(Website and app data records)

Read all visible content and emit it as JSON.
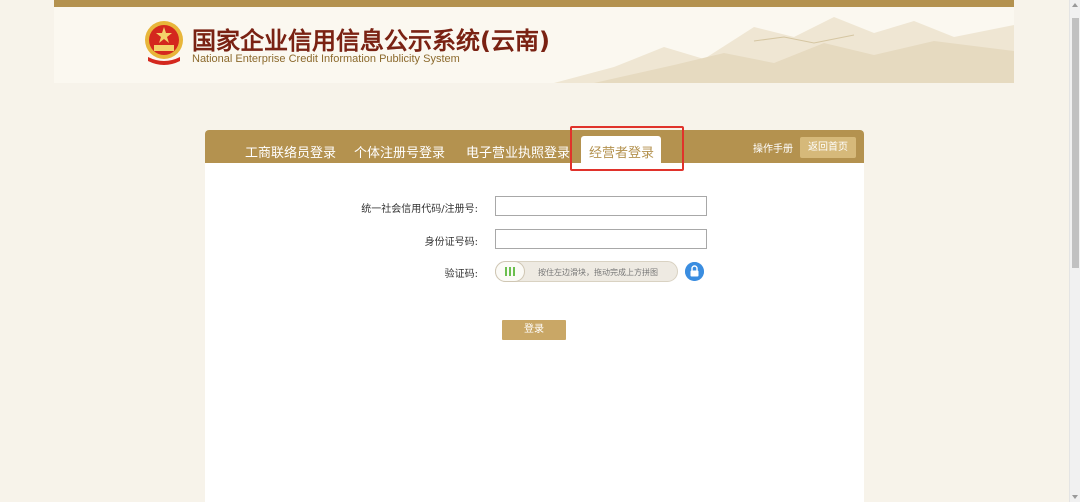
{
  "header": {
    "title": "国家企业信用信息公示系统(云南)",
    "subtitle": "National Enterprise Credit Information Publicity System"
  },
  "tabs": [
    {
      "label": "工商联络员登录"
    },
    {
      "label": "个体注册号登录"
    },
    {
      "label": "电子营业执照登录"
    },
    {
      "label": "经营者登录",
      "active": true
    }
  ],
  "toolbar": {
    "manual_label": "操作手册",
    "home_label": "返回首页"
  },
  "form": {
    "credit_code_label": "统一社会信用代码/注册号:",
    "credit_code_value": "",
    "id_label": "身份证号码:",
    "id_value": "",
    "captcha_label": "验证码:",
    "slider_hint": "按住左边滑块，拖动完成上方拼图",
    "login_label": "登录"
  },
  "colors": {
    "brand": "#b4924f",
    "highlight": "#e0322b",
    "lock": "#3a8de0",
    "slider_grip": "#6bbf4e"
  },
  "icons": [
    "national-emblem-icon",
    "lock-icon",
    "slider-grip-icon"
  ]
}
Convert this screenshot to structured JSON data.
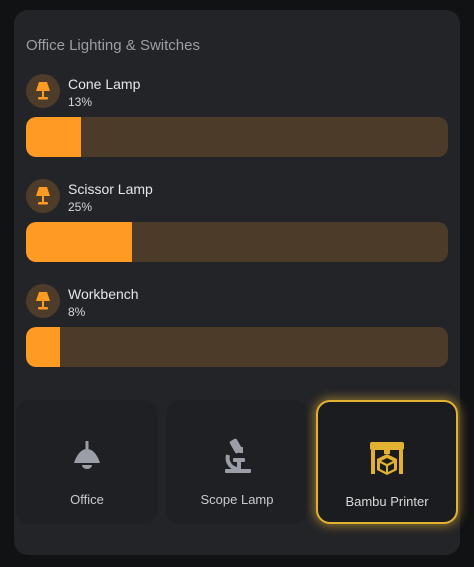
{
  "card": {
    "title": "Office Lighting & Switches"
  },
  "entities": [
    {
      "name": "Cone Lamp",
      "value": "13%",
      "level": 0.13,
      "icon": "lamp-icon"
    },
    {
      "name": "Scissor Lamp",
      "value": "25%",
      "level": 0.25,
      "icon": "lamp-icon"
    },
    {
      "name": "Workbench",
      "value": "8%",
      "level": 0.08,
      "icon": "lamp-icon"
    }
  ],
  "buttons": [
    {
      "label": "Office",
      "icon": "ceiling-light-icon",
      "active": false
    },
    {
      "label": "Scope Lamp",
      "icon": "microscope-icon",
      "active": false
    },
    {
      "label": "Bambu Printer",
      "icon": "printer-3d-icon",
      "active": true
    }
  ],
  "colors": {
    "accent": "#ff9a22",
    "slider_track": "#4d3b29",
    "active_border": "#e2b131",
    "icon_grey": "#9b9ea6"
  }
}
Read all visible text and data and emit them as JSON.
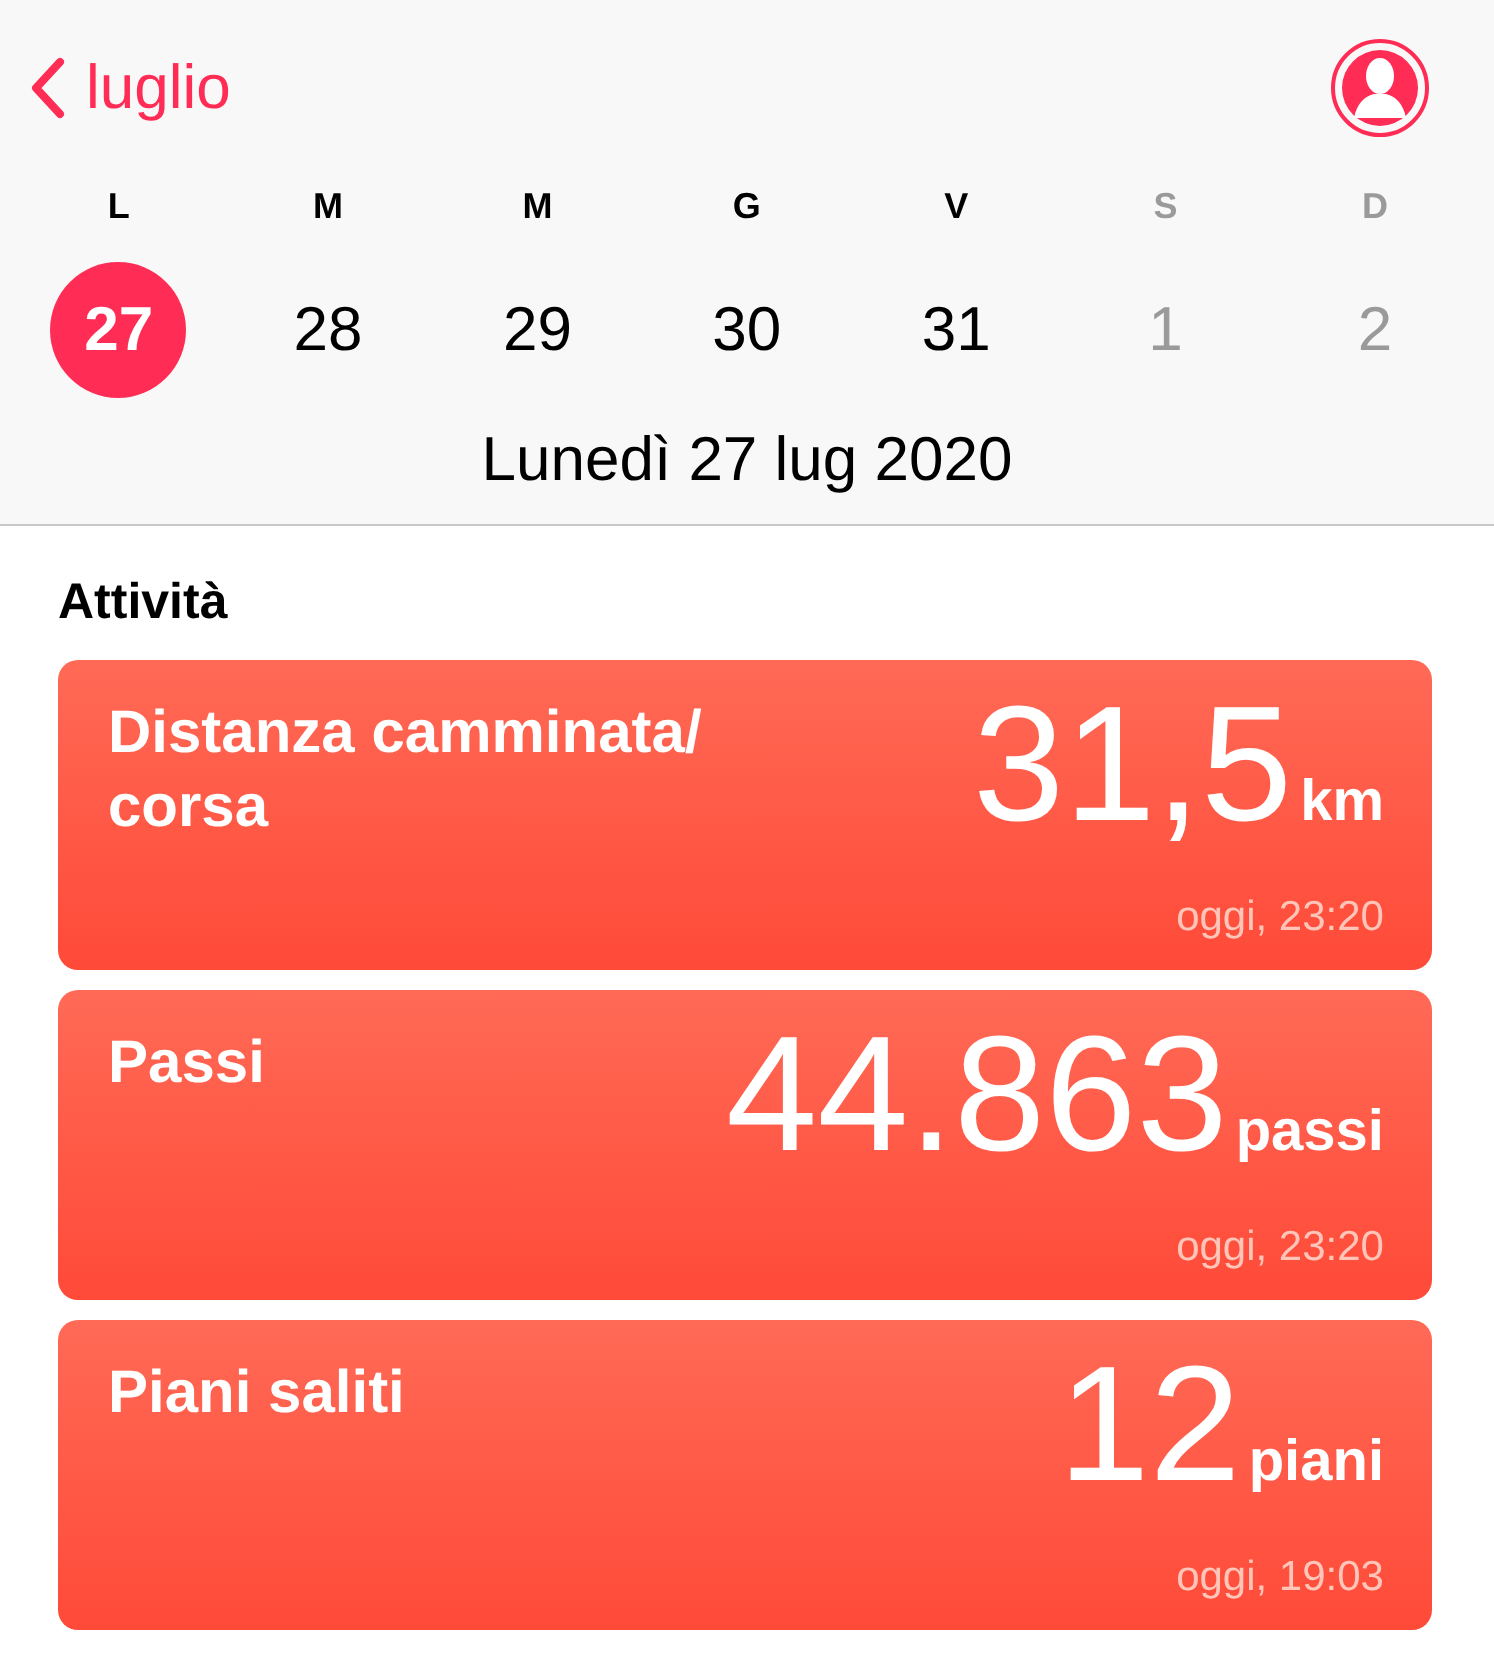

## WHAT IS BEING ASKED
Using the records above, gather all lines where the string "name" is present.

## FINISHED EXERCISE
      "name": "Cone Lamp",
      "name": "Scissor Lamp",
      "name": "Workbench",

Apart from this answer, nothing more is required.